Atlas Carbon, which has struggled for about a decade to build a commercial enterprise in Gillette, Wyoming, turning coal into activated carbon for filters needed to strip contaminants from water and air, just had its financial lifeline cut short.
The Gillette-based company had tried to line up financing to expand in Wyoming’s coal heartland with state and private equity money and had pinned its hopes on such a strategy by renegotiating the terms of an outstanding $15 million loan with the State Loan and Investment Board.
Despite an appeal from Atlas Carbon CEO Reza Hashampour to give his company a respite, the five-member board ruled Thursday that Atlas Carbon had failed to fulfill its obligation to fully repay the $15 million in debt.
“Atlas is a Wyoming story. Atlas is a Wyoming company. Atlas employs Wyoming people and uses Wyoming coal as a main feedstock,” said Hashampour in arguing his point for wiggle room on repayment. “While much of the country has an allergy to coal, Atlas Carbon represents a new frontier for this critical industry.”
The state rejected Hasampour’s argument, placing Atlas Carbon in default on the terms of the loan.
The ruling effectively gives the state the power to send auditors to Gillette to review the books of the Powder River Basin operation to “protect the state’s interests” and seize assets.
Still Plans To Expand
Hashampour told Cowboy State Daily on Monday that he’s confident that his company can successfully negotiate with the state to lift the default ruling and move forward with plans to expand his operation in Gillette.
“We are very confident of the outcome and not worried,” Hashempour said. “The default will be rectified. We are going to work it out with the state.”
Hashempour also said that the default ruling would not derail its business plans.

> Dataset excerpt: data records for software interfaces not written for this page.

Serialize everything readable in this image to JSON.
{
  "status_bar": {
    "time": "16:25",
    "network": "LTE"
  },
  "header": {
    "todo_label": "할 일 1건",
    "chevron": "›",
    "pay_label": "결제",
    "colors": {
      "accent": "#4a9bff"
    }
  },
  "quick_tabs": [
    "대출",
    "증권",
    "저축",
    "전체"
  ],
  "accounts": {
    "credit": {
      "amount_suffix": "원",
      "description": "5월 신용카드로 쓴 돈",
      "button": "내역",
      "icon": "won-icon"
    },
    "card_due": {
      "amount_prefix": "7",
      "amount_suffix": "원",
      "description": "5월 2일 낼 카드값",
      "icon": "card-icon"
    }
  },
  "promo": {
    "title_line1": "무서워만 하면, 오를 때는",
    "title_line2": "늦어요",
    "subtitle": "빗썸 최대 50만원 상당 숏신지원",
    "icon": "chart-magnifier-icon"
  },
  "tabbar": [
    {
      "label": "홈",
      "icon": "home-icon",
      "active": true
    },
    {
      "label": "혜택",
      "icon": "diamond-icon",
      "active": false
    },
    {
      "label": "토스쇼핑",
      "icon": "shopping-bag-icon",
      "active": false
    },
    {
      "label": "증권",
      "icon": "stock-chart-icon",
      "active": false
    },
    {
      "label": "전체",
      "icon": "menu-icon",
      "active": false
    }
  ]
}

“The lights are on. Trucks are delivering, and employees are getting paid,” he said. “Sometimes in business, you have a pause or burp and make adjustments and move forward.”
The state loan and investment board is made up of Wyoming’s top five elected officials: Gov. Mark Gordon, Superintendent of Public Instruction Megan Degenfelder, Secretary of State Chuck Gray, State Auditor Kristi Racines and State Treasurer Curt Meier.
Before the board ruled on the loan, Hashampour argued that his company had made progress growing revenue to nearly $6 million in the past two years and was generally on the cusp of going from a research and development company to a commercial one.
“We need your help to continue this journey. In fact, you hold the key to Atlas’ future,” he told the board. “Atlas must grow, expand it facilities and produce new products that will address an emerging market for activated carbon and attract additional investments.
“All Atlas needs is a little bit of time. Atlas is not asking to expand the amount of the loan or change the security that protects the state’s interest, or otherwise puts the state at risk.”
Last month, Hashampour told Cowboy State Daily in a telephone conversation from his Kentucky home that Atlas Carbon was nearing a deal with Wyoming and private equity investors to expand commercial production in Gillette.
The company had plans on the drawing board to add a second manufacturing facility at a cost of $23 million on its Gillette land that could churn out 23 million pounds of activated carbon, according to Hashampour.
At the time, Hashampour said that the expansion was dependent on another cash infusion from the state and private equity backers.
No Bad Investments
One such investor in the company, Harold Callais II, managing partner and chief investment officer of Callais Capital Management LLC in Thibodaux, Louisiana, told the SLIB members last week that the financial performance at Atlas Carbon has improved, but that some of the overhang in uncertainty with the $15 million loan needs to be cleared up.
“We are not in the business of making bad investments. That’s not what we do,” Callais said. “Atlas has a direct path to break even this year. With short-term funding they can achieve that and continue to invest in the future.”
In 2018, the state of Wyoming, a big supporter of the coal industry and other energy sectors, loaned Atlas Carbon roughly $15 million to advance its research.
Atlas was the first recipient of a loan from the Economic Development Large Project Program, which began in 2014.
As a research and development company, making the transition to commercialization was tough.
In July 2019, Virginia Beach, Virginia-based management firm Polaris Asset Corp. was hired to bring Atlas Carbon to its next stage of growth.
Then two years ago, Polaris Chairman and CEO Hashampour stepped into the position as CEO of Atlas Carbon when the founder and principal backer of Atlas Carbon — former CEO Frank Levy — stepped aside to spend more time with his family.
Levy remains chairman of Atlas, but stepped back from his day-to-day duties.
Since then, Hashampour said that he had advanced the company along on many fronts. It has more than 40 clients to sell its products and has had conversations with international prospects from Poland to Colombia.
“We simply need time,” he said. “With that time Atlas can continue its existing operation and begin expanding our facilities on the existing infrastructure and expand its product and customer base.”
Pat Maio can be reached at email@example.com.